Risk factors for unwanted physical and mental side effects soar when nootropics become part of a long-term daily regimen, as does the likelihood of developing an increasing degree of tolerance for some types of nootropics.
While tolerance isn’t the same as dependence or addiction, they’re all steps along the same path; tolerance occurs when the body becomes so accustomed to the substance that effectiveness is diminished, and larger and more frequent doses are required to achieve the desired effect.
Though the danger of developing tolerance varies depending on the nootropic, it’s always a possibility with any drug.
The surest way to avoid it and keep experiencing the maximum results from your nootropics is to take them occasionally rather than regularly.

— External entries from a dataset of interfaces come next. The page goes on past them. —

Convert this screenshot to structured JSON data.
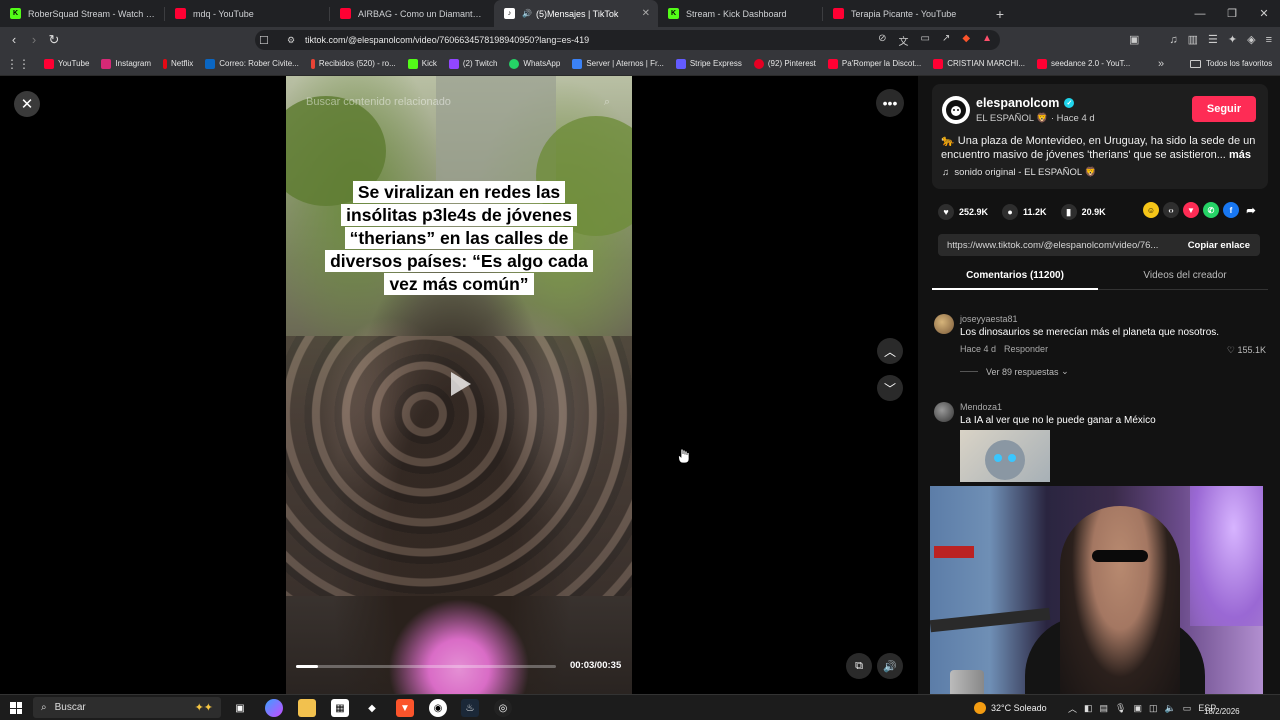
{
  "browser": {
    "tabs": [
      {
        "title": "RoberSquad Stream - Watch Live",
        "icon_color": "#53fc18",
        "active": false
      },
      {
        "title": "mdq - YouTube",
        "icon_color": "#ff0033",
        "active": false
      },
      {
        "title": "AIRBAG - Como un Diamante - video",
        "icon_color": "#ff0033",
        "active": false
      },
      {
        "title": "(5)Mensajes | TikTok",
        "icon_color": "#ffffff",
        "active": true
      },
      {
        "title": "Stream - Kick Dashboard",
        "icon_color": "#53fc18",
        "active": false
      },
      {
        "title": "Terapia Picante - YouTube",
        "icon_color": "#ff0033",
        "active": false
      }
    ],
    "url": "tiktok.com/@elespanolcom/video/7606634578198940950?lang=es-419",
    "bookmarks": [
      {
        "label": "YouTube",
        "color": "#ff0033"
      },
      {
        "label": "Instagram",
        "color": "#d62976"
      },
      {
        "label": "Netflix",
        "color": "#e50914"
      },
      {
        "label": "Correo: Rober Civite...",
        "color": "#0a66c2"
      },
      {
        "label": "Recibidos (520) - ro...",
        "color": "#ea4335"
      },
      {
        "label": "Kick",
        "color": "#53fc18"
      },
      {
        "label": "(2) Twitch",
        "color": "#9146ff"
      },
      {
        "label": "WhatsApp",
        "color": "#25d366"
      },
      {
        "label": "Server | Aternos | Fr...",
        "color": "#3b82f6"
      },
      {
        "label": "Stripe Express",
        "color": "#635bff"
      },
      {
        "label": "(92) Pinterest",
        "color": "#e60023"
      },
      {
        "label": "Pa'Romper la Discot...",
        "color": "#ff0033"
      },
      {
        "label": "CRISTIAN MARCHI...",
        "color": "#ff0033"
      },
      {
        "label": "seedance 2.0 - YouT...",
        "color": "#ff0033"
      }
    ],
    "all_favorites": "Todos los favoritos"
  },
  "video": {
    "search_placeholder": "Buscar contenido relacionado",
    "headline": "Se viralizan en redes las insólitas p3le4s de jóvenes “therians” en las calles de diversos países: “Es algo cada vez más común”",
    "time": "00:03/00:35",
    "progress": 0.086
  },
  "post": {
    "username": "elespanolcom",
    "subline": "EL ESPAÑOL 🦁 · Hace 4 d",
    "follow_label": "Seguir",
    "description": "🐆 Una plaza de Montevideo, en Uruguay, ha sido la sede de un encuentro masivo de jóvenes 'therians' que se asistieron...",
    "more_label": "más",
    "sound": "sonido original - EL ESPAÑOL 🦁",
    "likes": "252.9K",
    "comments": "11.2K",
    "saves": "20.9K",
    "link": "https://www.tiktok.com/@elespanolcom/video/76...",
    "copy_label": "Copiar enlace"
  },
  "tabs": {
    "comments": "Comentarios (11200)",
    "creator_videos": "Videos del creador"
  },
  "comments": [
    {
      "user": "joseyyaesta81",
      "text": "Los dinosaurios se merecían más el planeta que nosotros.",
      "time": "Hace 4 d",
      "reply": "Responder",
      "likes": "155.1K",
      "view_replies": "Ver 89 respuestas"
    },
    {
      "user": "Mendoza1",
      "text": "La IA al ver que no le puede ganar a México"
    }
  ],
  "taskbar": {
    "search_placeholder": "Buscar",
    "weather": "32°C  Soleado",
    "lang": "ESP",
    "date": "18/2/2026"
  }
}
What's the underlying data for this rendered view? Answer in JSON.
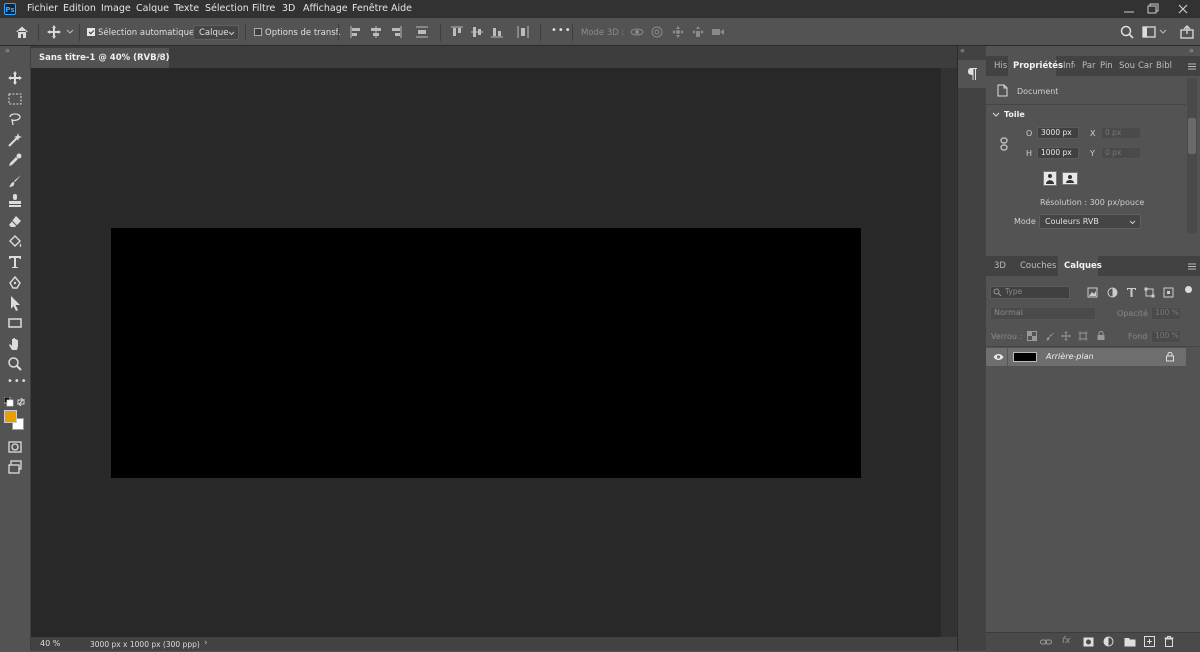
{
  "app": {
    "logo": "Ps"
  },
  "menu": [
    "Fichier",
    "Edition",
    "Image",
    "Calque",
    "Texte",
    "Sélection",
    "Filtre",
    "3D",
    "Affichage",
    "Fenêtre",
    "Aide"
  ],
  "options_bar": {
    "auto_select_label": "Sélection automatique :",
    "auto_select_checked": true,
    "auto_select_target": "Calque",
    "transform_label": "Options de transf.",
    "transform_checked": false,
    "more": "•••",
    "mode_3d_label": "Mode 3D :"
  },
  "document": {
    "tab_title": "Sans titre-1 @ 40% (RVB/8)",
    "canvas_color": "#000000",
    "zoom": "40 %",
    "info": "3000 px x 1000 px (300 ppp)"
  },
  "swatches": {
    "foreground": "#e8a000",
    "background": "#ffffff"
  },
  "properties_panel": {
    "tabs": [
      "His",
      "Propriétés",
      "Info",
      "Par",
      "Pin",
      "Sou",
      "Car",
      "Bibl"
    ],
    "active_tab": "Propriétés",
    "doc_label": "Document",
    "section": "Toile",
    "width_label": "O",
    "width_value": "3000 px",
    "height_label": "H",
    "height_value": "1000 px",
    "x_label": "X",
    "x_value": "0 px",
    "y_label": "Y",
    "y_value": "0 px",
    "resolution": "Résolution : 300 px/pouce",
    "mode_label": "Mode",
    "mode_value": "Couleurs RVB"
  },
  "layers_panel": {
    "tabs": [
      "3D",
      "Couches",
      "Calques"
    ],
    "active_tab": "Calques",
    "filter_placeholder": "Type",
    "blend_mode": "Normal",
    "opacity_label": "Opacité :",
    "opacity_value": "100 %",
    "lock_label": "Verrou :",
    "fill_label": "Fond :",
    "fill_value": "100 %",
    "layers": [
      {
        "name": "Arrière-plan",
        "visible": true,
        "locked": true
      }
    ]
  }
}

3. Respect Standard Dosage and Cycling Recommendations
Follow the advice of nootropic experts and start with a minimum dosage, increasing gradually, and only, as needed.
Not only is this by far the safest strategy, but it’s also the most effective
Most people find that a minimum dosage delivers maximum results, and taking higher doses can actually interfere with the desired action of the nootropic.
If cycling (taking a nootropic for a number of days or weeks, then taking a break from it before resuming use) is recommended, follow that advice as closely as possible.
High doses and prolonged uninterrupted use not only make both tolerance and side effects far more likely, but they also open the door to a host of serious complications, including dependence, addiction, and brain chemistry alterations that can actually leave you at a cognitive deficit.
4. Have Realistic Expectations About Nootropics
Nootropics are powerful substances that can increase energy, enhance alertness, and provide a substantial cognitive boost, improving mood, memory, focus, and performance.
But they’re not magic. They can’t permanently replace a healthy lifestyle or a reasonable sleep schedule.
Expecting nootropics to be a long-term substitute for healthy choices is more than a mistake, it’s opening the door to both disappointment and danger.
Nootropics work with your body, and the better your lifestyle choices, the lower the risk of unwanted physical and mental side effects. And the better lifestyle choices you make, the better results your nootropics will provide.
5. Talk to Your Doctor
Taking the cognitive enhancers that are right for your particular body chemistry and medical history is key to nootropic safety, and consulting with your doctor before beginning any new supplementation routine is always recommended.
It is particularly important for anyone who is taking prescription drugs, has a medical condition, or even a predisposition to a medical condition (like pre-diabetes or pre-hypertension).
The Bottom Line
Decades of study have demonstrated that many nootropics can be considered very safe while other substances, especially those that are less understood, may carry more unknown risks.
While there can be some degree of risk associated with attempting to manipulate your biochemistry, many nootropics are considered safe for adult use and are generally well tolerated with few, if any, side effects when used responsibly.
Planning to start a new supplementation regimen? See our medical disclaimer.